Review of the May 9th Fleetwood Mac concert at the MCI Center
From Fleetwood Mac, That '70s Show
By Dave McKenna
From John McVie's bass break opening "The Chain" to Lindsey Buckingham's finger-picked Neil Young-meets-Stevie-Ray-Vaughan guitar solo on "Go Your Own Way" to Stevie Nicks's bewitching delivery of "Rhiannon," it was the old stuff at Fleetwood Mac's Friday show at MCI Center that kept the crowd buzzing throughout the nearly 2 1/2-hour extravaganza.
Not the real old stuff, mind you. Fleetwood Mac's set list didn't include any trace of the British blooze band formed in 1966 by McVie and drummer Mick Fleetwood. Instead, it was loaded with hits from the post-1975 pop juggernaut, which, after adding Southern Californians and then-paramours Nicks and Buckingham, found gold by bridging the gap between Abba and the Eagles.
The group recently re-formed after a six-year hiatus to release its first studio album since 1987, "Say You Will." And, judging from its fun and mostly vital performance before a near-sellout crowd at MCI Center, the now-four-piece ensemble (keyboardist-singer Christine McVie stayed retired) has been energized by its dive back into the creative process.
Nicks has cooled down her mystical shtick somewhat, but, showing she still takes fashion cues from Lily Munster, came onstage in a black dress and black boots with a dark, gauzy shawl. And she flashed her throaty yet sultry voice in delivering note-perfect renditions of "Gold Dust Woman" and the occultish "Gypsy." For the hard-core fans, she dusted off "Beautiful Child," a ballad from "Tusk," the 1979 double album that was the beginning of the end of the band's dominance of sales charts and FM radio play.

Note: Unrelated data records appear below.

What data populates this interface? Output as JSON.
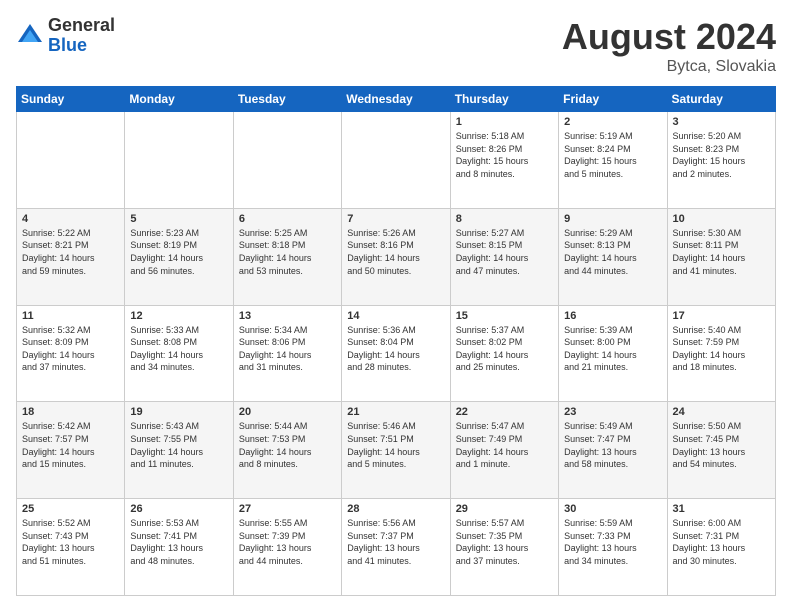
{
  "header": {
    "logo_general": "General",
    "logo_blue": "Blue",
    "month_year": "August 2024",
    "location": "Bytca, Slovakia"
  },
  "weekdays": [
    "Sunday",
    "Monday",
    "Tuesday",
    "Wednesday",
    "Thursday",
    "Friday",
    "Saturday"
  ],
  "weeks": [
    [
      {
        "day": "",
        "info": ""
      },
      {
        "day": "",
        "info": ""
      },
      {
        "day": "",
        "info": ""
      },
      {
        "day": "",
        "info": ""
      },
      {
        "day": "1",
        "info": "Sunrise: 5:18 AM\nSunset: 8:26 PM\nDaylight: 15 hours\nand 8 minutes."
      },
      {
        "day": "2",
        "info": "Sunrise: 5:19 AM\nSunset: 8:24 PM\nDaylight: 15 hours\nand 5 minutes."
      },
      {
        "day": "3",
        "info": "Sunrise: 5:20 AM\nSunset: 8:23 PM\nDaylight: 15 hours\nand 2 minutes."
      }
    ],
    [
      {
        "day": "4",
        "info": "Sunrise: 5:22 AM\nSunset: 8:21 PM\nDaylight: 14 hours\nand 59 minutes."
      },
      {
        "day": "5",
        "info": "Sunrise: 5:23 AM\nSunset: 8:19 PM\nDaylight: 14 hours\nand 56 minutes."
      },
      {
        "day": "6",
        "info": "Sunrise: 5:25 AM\nSunset: 8:18 PM\nDaylight: 14 hours\nand 53 minutes."
      },
      {
        "day": "7",
        "info": "Sunrise: 5:26 AM\nSunset: 8:16 PM\nDaylight: 14 hours\nand 50 minutes."
      },
      {
        "day": "8",
        "info": "Sunrise: 5:27 AM\nSunset: 8:15 PM\nDaylight: 14 hours\nand 47 minutes."
      },
      {
        "day": "9",
        "info": "Sunrise: 5:29 AM\nSunset: 8:13 PM\nDaylight: 14 hours\nand 44 minutes."
      },
      {
        "day": "10",
        "info": "Sunrise: 5:30 AM\nSunset: 8:11 PM\nDaylight: 14 hours\nand 41 minutes."
      }
    ],
    [
      {
        "day": "11",
        "info": "Sunrise: 5:32 AM\nSunset: 8:09 PM\nDaylight: 14 hours\nand 37 minutes."
      },
      {
        "day": "12",
        "info": "Sunrise: 5:33 AM\nSunset: 8:08 PM\nDaylight: 14 hours\nand 34 minutes."
      },
      {
        "day": "13",
        "info": "Sunrise: 5:34 AM\nSunset: 8:06 PM\nDaylight: 14 hours\nand 31 minutes."
      },
      {
        "day": "14",
        "info": "Sunrise: 5:36 AM\nSunset: 8:04 PM\nDaylight: 14 hours\nand 28 minutes."
      },
      {
        "day": "15",
        "info": "Sunrise: 5:37 AM\nSunset: 8:02 PM\nDaylight: 14 hours\nand 25 minutes."
      },
      {
        "day": "16",
        "info": "Sunrise: 5:39 AM\nSunset: 8:00 PM\nDaylight: 14 hours\nand 21 minutes."
      },
      {
        "day": "17",
        "info": "Sunrise: 5:40 AM\nSunset: 7:59 PM\nDaylight: 14 hours\nand 18 minutes."
      }
    ],
    [
      {
        "day": "18",
        "info": "Sunrise: 5:42 AM\nSunset: 7:57 PM\nDaylight: 14 hours\nand 15 minutes."
      },
      {
        "day": "19",
        "info": "Sunrise: 5:43 AM\nSunset: 7:55 PM\nDaylight: 14 hours\nand 11 minutes."
      },
      {
        "day": "20",
        "info": "Sunrise: 5:44 AM\nSunset: 7:53 PM\nDaylight: 14 hours\nand 8 minutes."
      },
      {
        "day": "21",
        "info": "Sunrise: 5:46 AM\nSunset: 7:51 PM\nDaylight: 14 hours\nand 5 minutes."
      },
      {
        "day": "22",
        "info": "Sunrise: 5:47 AM\nSunset: 7:49 PM\nDaylight: 14 hours\nand 1 minute."
      },
      {
        "day": "23",
        "info": "Sunrise: 5:49 AM\nSunset: 7:47 PM\nDaylight: 13 hours\nand 58 minutes."
      },
      {
        "day": "24",
        "info": "Sunrise: 5:50 AM\nSunset: 7:45 PM\nDaylight: 13 hours\nand 54 minutes."
      }
    ],
    [
      {
        "day": "25",
        "info": "Sunrise: 5:52 AM\nSunset: 7:43 PM\nDaylight: 13 hours\nand 51 minutes."
      },
      {
        "day": "26",
        "info": "Sunrise: 5:53 AM\nSunset: 7:41 PM\nDaylight: 13 hours\nand 48 minutes."
      },
      {
        "day": "27",
        "info": "Sunrise: 5:55 AM\nSunset: 7:39 PM\nDaylight: 13 hours\nand 44 minutes."
      },
      {
        "day": "28",
        "info": "Sunrise: 5:56 AM\nSunset: 7:37 PM\nDaylight: 13 hours\nand 41 minutes."
      },
      {
        "day": "29",
        "info": "Sunrise: 5:57 AM\nSunset: 7:35 PM\nDaylight: 13 hours\nand 37 minutes."
      },
      {
        "day": "30",
        "info": "Sunrise: 5:59 AM\nSunset: 7:33 PM\nDaylight: 13 hours\nand 34 minutes."
      },
      {
        "day": "31",
        "info": "Sunrise: 6:00 AM\nSunset: 7:31 PM\nDaylight: 13 hours\nand 30 minutes."
      }
    ]
  ]
}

Nicks acknowledged the irony that time has given to some of her vintage lyrics. During the evergreen "Landslide," perhaps the most covered tune in the Fleetwood Mac canon, Nicks nodded her head as the crowd cheered after she sang, "Even children get older / and I'm getting older too." And while she sang with former lover Buckingham on his fabulously bitter capsule of their breakup, "Go Your Own Way," both briefly guffawed while singing the line, "Shacking up is all you wanna do."

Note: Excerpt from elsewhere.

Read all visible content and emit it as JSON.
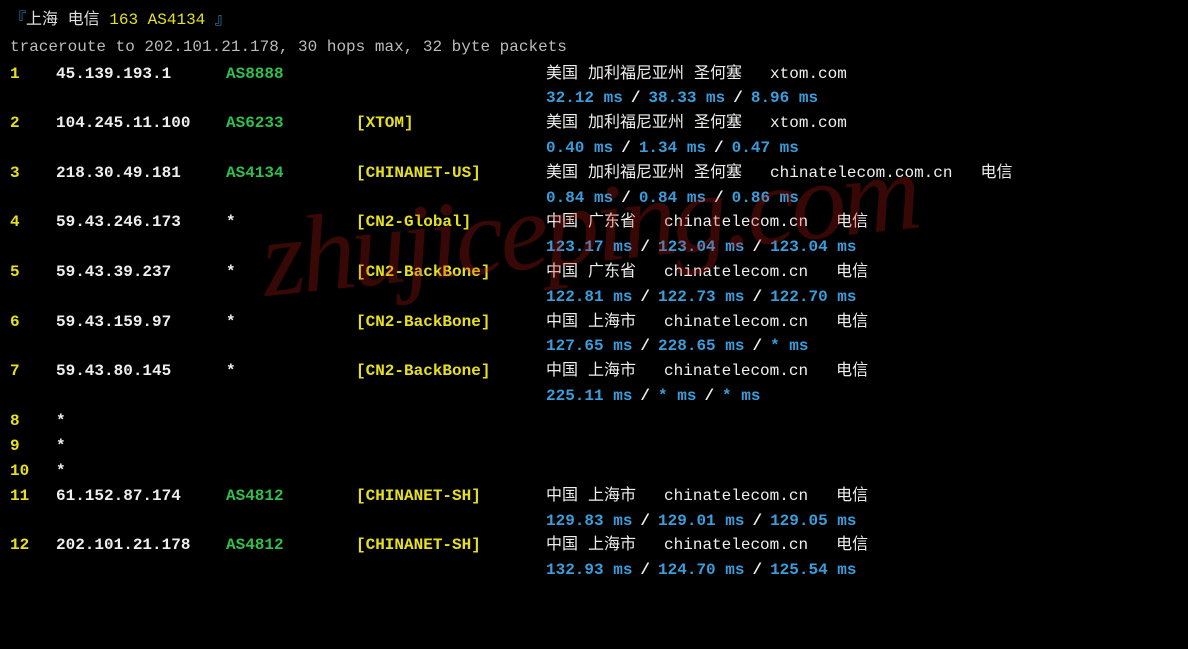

The crowd's engagement flagged only during performances of the rather generic new material (including soft rockers "Peacekeeper," "What's the World Coming To" and "Come") and when Fleetwood -- who in his knickers and vest and gray ponytail looked like a character from "A Mighty Wind" -- did an odd percussion solo that had him pounding on electrical triggers placed all over his person, including, most unfortunately, one in his crotch. But everybody in the arena got off their seats when Fleetwood ended his odd self-flagellation and kick-started "Don't Stop," the anthem of the Clinton administration and the song that sparked the long-dysfunctional band's 1997 reunion.

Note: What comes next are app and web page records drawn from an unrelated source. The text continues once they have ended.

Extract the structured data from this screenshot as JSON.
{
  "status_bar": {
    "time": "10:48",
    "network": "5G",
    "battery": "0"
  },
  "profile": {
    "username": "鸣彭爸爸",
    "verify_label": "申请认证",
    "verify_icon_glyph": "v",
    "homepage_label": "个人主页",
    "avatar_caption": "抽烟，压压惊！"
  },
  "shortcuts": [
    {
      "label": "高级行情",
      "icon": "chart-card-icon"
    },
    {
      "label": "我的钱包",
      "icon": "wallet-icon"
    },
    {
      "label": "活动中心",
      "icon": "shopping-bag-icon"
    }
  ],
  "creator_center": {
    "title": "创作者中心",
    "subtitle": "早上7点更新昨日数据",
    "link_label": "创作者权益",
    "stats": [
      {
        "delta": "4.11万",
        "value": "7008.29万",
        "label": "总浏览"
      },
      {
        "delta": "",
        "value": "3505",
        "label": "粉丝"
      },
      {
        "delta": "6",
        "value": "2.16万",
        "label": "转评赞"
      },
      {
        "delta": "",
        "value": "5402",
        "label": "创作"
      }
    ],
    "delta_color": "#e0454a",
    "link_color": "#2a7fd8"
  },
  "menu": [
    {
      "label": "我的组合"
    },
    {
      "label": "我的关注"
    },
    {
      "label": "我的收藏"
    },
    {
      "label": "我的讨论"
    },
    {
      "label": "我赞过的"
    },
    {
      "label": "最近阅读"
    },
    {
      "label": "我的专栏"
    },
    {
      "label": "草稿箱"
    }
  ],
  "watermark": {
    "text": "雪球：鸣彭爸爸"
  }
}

Later, Susan Childs, now 39 but a fan since "Fleetwood Mac was current," gave the show her blessing. "The band was as good as I've ever seen them. Wonderful," said Childs. She came from Philadelphia dressed in the flowing black garb she's been wearing since her teenage years, when she began idolizing Nicks. Childs now markets a line of Nicks-inspired apparel and accessories (including "Bella Donna Hair Beads") called Rock and Roll Gypsy. The crowd's fashion sense left her disappointed. "I thought there would be more Stevie outfits here," she said.
The concert, Fleetwood Mac's first locally since a 1997 show at Nissan Pavilion, drew not only the longtime fans, but also their teenage children. Sixteen-year-old Tristan Lindsey came from Hampton, Va., to see her and her mother's favorite band. "Mom wanted to name me Rhiannon," said Lindsey, wearing a licensed "Rumours" T-shirt. "But Dad wouldn't let her. I wish she would have." In Lindsey's words, it was "the best show ever."